|Did you know ...||Search Documentation:|
|Threading, Signals and embedded Prolog|
This section applies to Unix-based environments that have signals or multithreading. The Windows version is compiled for multithreading, and Windows lacks proper signals.
We can distinguish two classes of embedded executables. There are small C/C++ programs that act as an interfacing layer around Prolog. Most of these programs can be replaced using the normal Prolog executable extended with a dynamically loaded foreign extension and in most cases this is the preferred route. In other cases, Prolog is embedded in a complex application that---like Prolog---wants to control the process environment. A good example is Java. Embedding Prolog is generally the only way to get these environments together in one process image. Java VMs, however, are by nature multithreaded and appear to do signal handling (software interrupts).
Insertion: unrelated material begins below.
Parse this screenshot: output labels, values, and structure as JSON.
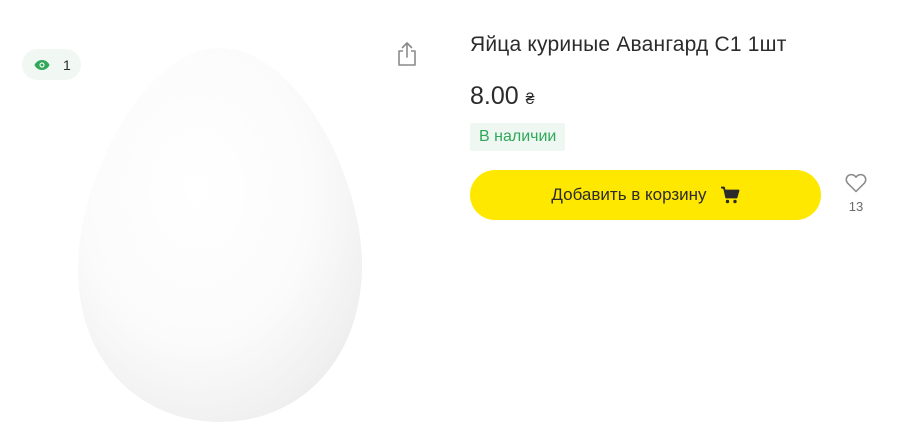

On Unix systems, SWI-Prolog installs handlers for the following signals:
EINTR, which gives them the opportunity to react to thread-signals.
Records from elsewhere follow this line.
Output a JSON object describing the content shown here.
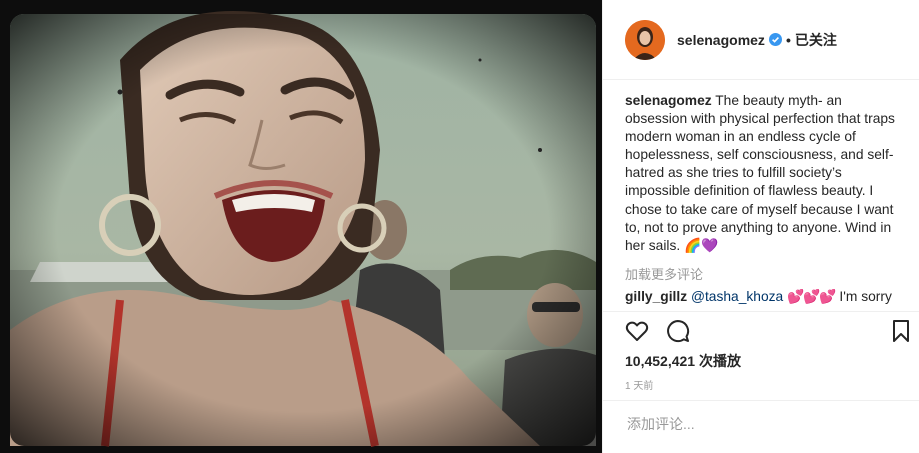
{
  "header": {
    "username": "selenagomez",
    "verified_icon": "verified-badge-icon",
    "dot": "•",
    "follow_status": "已关注"
  },
  "caption": {
    "username": "selenagomez",
    "text": "The beauty myth- an obsession with physical perfection that traps modern woman in an endless cycle of hopelessness, self consciousness, and self-hatred as she tries to fulfill society’s impossible definition of flawless beauty. I chose to take care of myself because I want to, not to prove anything to anyone. Wind in her sails. ",
    "emoji": "🌈💜"
  },
  "load_more": "加载更多评论",
  "comment": {
    "username": "gilly_gillz",
    "mention": "@tasha_khoza",
    "hearts": "💕💕💕",
    "text": " I'm sorry"
  },
  "actions": {
    "like_icon": "heart-icon",
    "comment_icon": "comment-icon",
    "save_icon": "bookmark-icon"
  },
  "stats": {
    "views": "10,452,421",
    "views_label": "次播放"
  },
  "timestamp": "1 天前",
  "add_comment": {
    "placeholder": "添加评论..."
  },
  "colors": {
    "accent": "#3897f0",
    "link": "#003569",
    "muted": "#999999",
    "avatar": "#e4691f"
  }
}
In some cases the embedded system and SWI-Prolog may both use
SIGUSR2 without conflict. If the embedded system redefines
SIGUSR2 with a handler that runs quickly and no harm is
done in the embedded system due to spurious wakeup when initiated from
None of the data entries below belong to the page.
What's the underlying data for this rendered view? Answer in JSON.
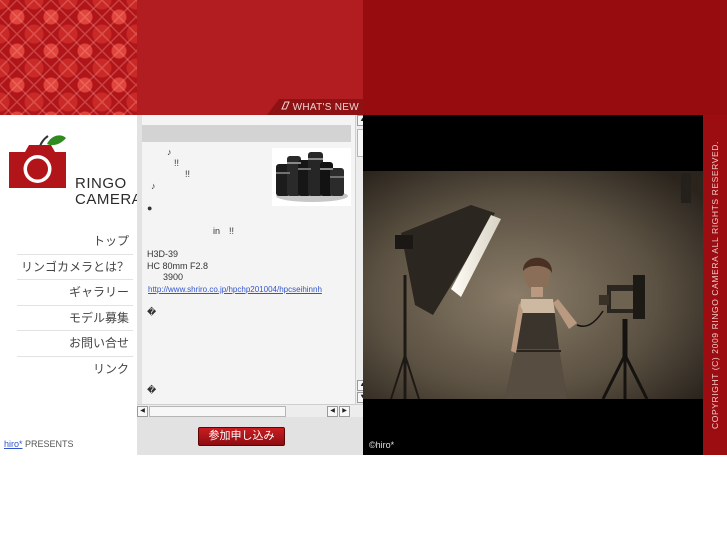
{
  "header": {
    "whats_new_label": "WHAT'S NEW"
  },
  "logo": {
    "line1": "RINGO",
    "line2": "CAMERA"
  },
  "nav": {
    "items": [
      "トップ",
      "リンゴカメラとは？",
      "ギャラリー",
      "モデル募集",
      "お問い合せ",
      "リンク"
    ]
  },
  "credit": {
    "link": "hiro*",
    "suffix": " PRESENTS"
  },
  "news": {
    "line_1": "♪",
    "line_2": "!!",
    "line_3": "!!",
    "line_4": "♪",
    "line_5": "●",
    "line_6": "in　!!",
    "line_7": "H3D-39",
    "line_8": "HC 80mm F2.8",
    "line_9": "3900",
    "link": "http://www.shriro.co.jp/hpchp201004/hpcseihinnh",
    "line_10": "�",
    "line_11": "�"
  },
  "join_button": "参加申し込み",
  "photo": {
    "credit": "©hiro*"
  },
  "copyright": "COPYRIGHT (C) 2009 RINGO CAMERA ALL RIGHTS RESERVED.",
  "colors": {
    "brand_red": "#b11d20",
    "dark_red": "#970c0f",
    "leaf_green": "#2f8a1f"
  },
  "icons": [
    "whats-new-icon",
    "logo-camera-icon",
    "scroll-up-icon",
    "scroll-down-icon",
    "scroll-left-icon",
    "scroll-right-icon"
  ]
}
Prolog, there is no problem. If SWI-Prolog is initialised
after the embedded system it will call the handler set by the
embedded system and the same conditions as above apply. SWI-Prolog's
handler is a simple function only chaining a possibly previously
registered handler. SWI-Prolog can handle spurious
The --no-signals option can be used to inhibit all
signal processing except for
SIGUSR2. The handling of
is vital for dealing with blocking system call in threads. The used
signal may be changed using the --sigalert=NUM option
or disabled using